Greeting by Telephone to the Bi-Centennial Celebration of Sainte Genevieve, Missouri.
The history of the town of Sainte Genevieve eloquently testifies to the fortitude of those pioneers who built their homes on the western bank of the Mississippi and wrested minerals from the hills, furs from the forest, and a plentiful harvest from the plain; who merged their varied nationalities in a mighty effort to carve an American Nation out of the Western wilderness.

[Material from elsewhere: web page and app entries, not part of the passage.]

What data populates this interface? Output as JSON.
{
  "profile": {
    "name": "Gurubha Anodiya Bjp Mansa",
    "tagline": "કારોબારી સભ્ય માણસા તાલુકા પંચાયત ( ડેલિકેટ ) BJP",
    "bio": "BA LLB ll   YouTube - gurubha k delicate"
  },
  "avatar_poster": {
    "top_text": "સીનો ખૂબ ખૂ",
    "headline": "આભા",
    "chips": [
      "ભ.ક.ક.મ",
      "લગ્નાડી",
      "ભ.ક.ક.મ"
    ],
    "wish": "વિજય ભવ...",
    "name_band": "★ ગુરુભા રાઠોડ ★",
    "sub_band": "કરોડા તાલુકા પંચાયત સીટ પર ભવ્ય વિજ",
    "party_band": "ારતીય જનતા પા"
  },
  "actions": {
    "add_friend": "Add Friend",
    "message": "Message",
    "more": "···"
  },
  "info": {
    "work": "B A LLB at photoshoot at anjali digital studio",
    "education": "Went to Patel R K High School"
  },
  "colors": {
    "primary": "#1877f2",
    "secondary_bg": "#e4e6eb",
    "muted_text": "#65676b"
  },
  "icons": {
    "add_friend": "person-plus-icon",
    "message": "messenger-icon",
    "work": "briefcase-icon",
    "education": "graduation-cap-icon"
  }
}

We admire that Christian courage which refused to be daunted by Indian depredations and massacres, by a gradual change in the course of the Mississippi threatening the destruction of the settlement, or by the disastrous flood of 1785. In due course, through the rugged efforts of your predecessors, the hostile Indians were pacified; and the restless Mississippi, far from annihilating the community, provoked a providential removal of the church and other buildings to a better site where the village could expand and flourish.
These triumphs over affliction are characteristic of the spirit of our early Americans. Although the problems which confront us today are of a different sort, I am confident that you have not lost the stalwart qualities of frontier days.

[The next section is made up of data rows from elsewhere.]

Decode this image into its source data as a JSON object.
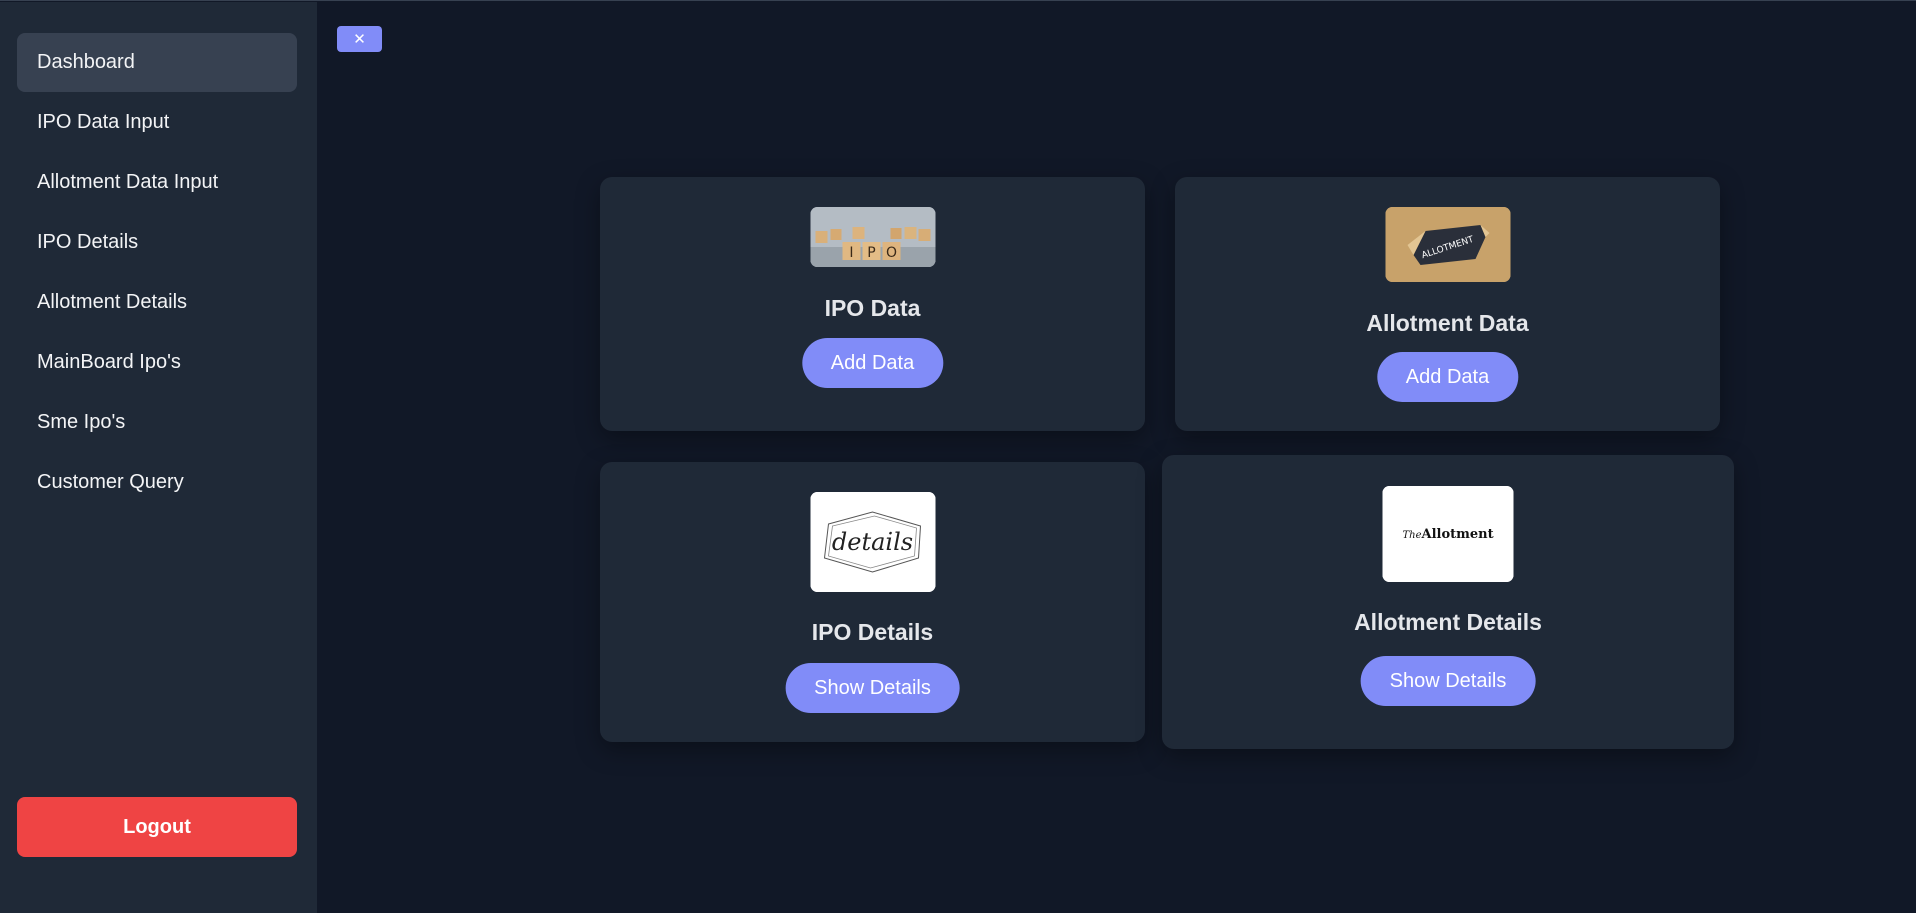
{
  "sidebar": {
    "items": [
      {
        "label": "Dashboard"
      },
      {
        "label": "IPO Data Input"
      },
      {
        "label": "Allotment Data Input"
      },
      {
        "label": "IPO Details"
      },
      {
        "label": "Allotment Details"
      },
      {
        "label": "MainBoard Ipo's"
      },
      {
        "label": "Sme Ipo's"
      },
      {
        "label": "Customer Query"
      }
    ],
    "active_item": "Dashboard",
    "logout_label": "Logout"
  },
  "close_button": {
    "label": "✕"
  },
  "cards": [
    {
      "title": "IPO Data",
      "button_label": "Add Data",
      "image_text": "IPO",
      "image_icon": "ipo-blocks-image"
    },
    {
      "title": "Allotment Data",
      "button_label": "Add Data",
      "image_text": "ALLOTMENT",
      "image_icon": "allotment-paper-image"
    },
    {
      "title": "IPO Details",
      "button_label": "Show Details",
      "image_text": "details",
      "image_icon": "details-script-image"
    },
    {
      "title": "Allotment Details",
      "button_label": "Show Details",
      "image_text_small": "The",
      "image_text": "Allotment",
      "image_icon": "the-allotment-logo-image"
    }
  ],
  "colors": {
    "background": "#111827",
    "sidebar": "#1f2937",
    "card": "#1f2937",
    "accent": "#818cf8",
    "logout": "#ef4444",
    "active_item": "#374151"
  }
}
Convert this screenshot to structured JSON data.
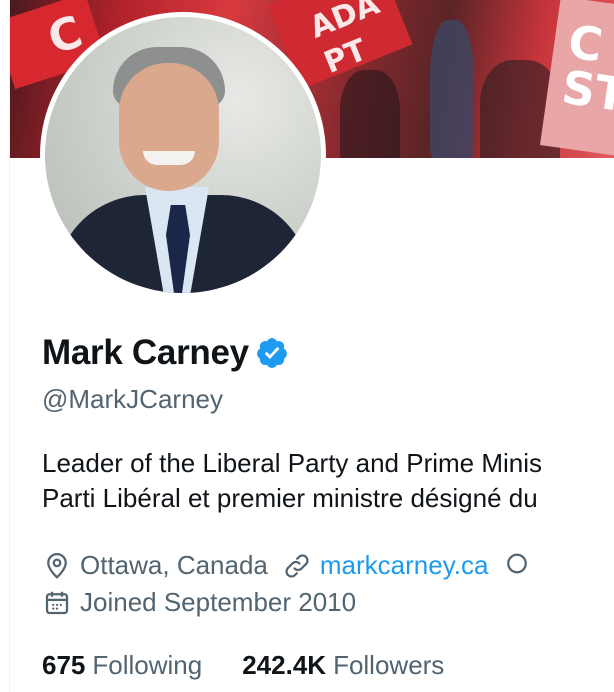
{
  "profile": {
    "name": "Mark Carney",
    "handle": "@MarkJCarney",
    "verified": true,
    "bio_line1": "Leader of the Liberal Party and Prime Minis",
    "bio_line2": "Parti Libéral et premier ministre désigné du",
    "location": "Ottawa, Canada",
    "website": "markcarney.ca",
    "joined": "Joined September 2010"
  },
  "stats": {
    "following_count": "675",
    "following_label": "Following",
    "followers_count": "242.4K",
    "followers_label": "Followers"
  },
  "banner": {
    "sign_1": "C",
    "sign_2": "ADA\nPT",
    "sign_3": "C\nST"
  },
  "icons": {
    "verified": "verified-badge-icon",
    "location": "location-pin-icon",
    "link": "link-icon",
    "calendar": "calendar-icon"
  },
  "colors": {
    "accent": "#1d9bf0",
    "text_primary": "#0f1419",
    "text_secondary": "#536471",
    "verified_badge": "#1d9bf0"
  }
}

It is with a full appreciation of your past that, on this occasion of your Bi-Centennial Celebration, I extend to you my hearty wishes for a happy and prosperous future.
Franklin D. Roosevelt, Greeting by Telephone to the Bi-Centennial Celebration of Sainte Genevieve, Missouri. Online by Gerhard Peters and John T. Woolley, The American Presidency Project https://www.presidency.ucsb.edu/node/209038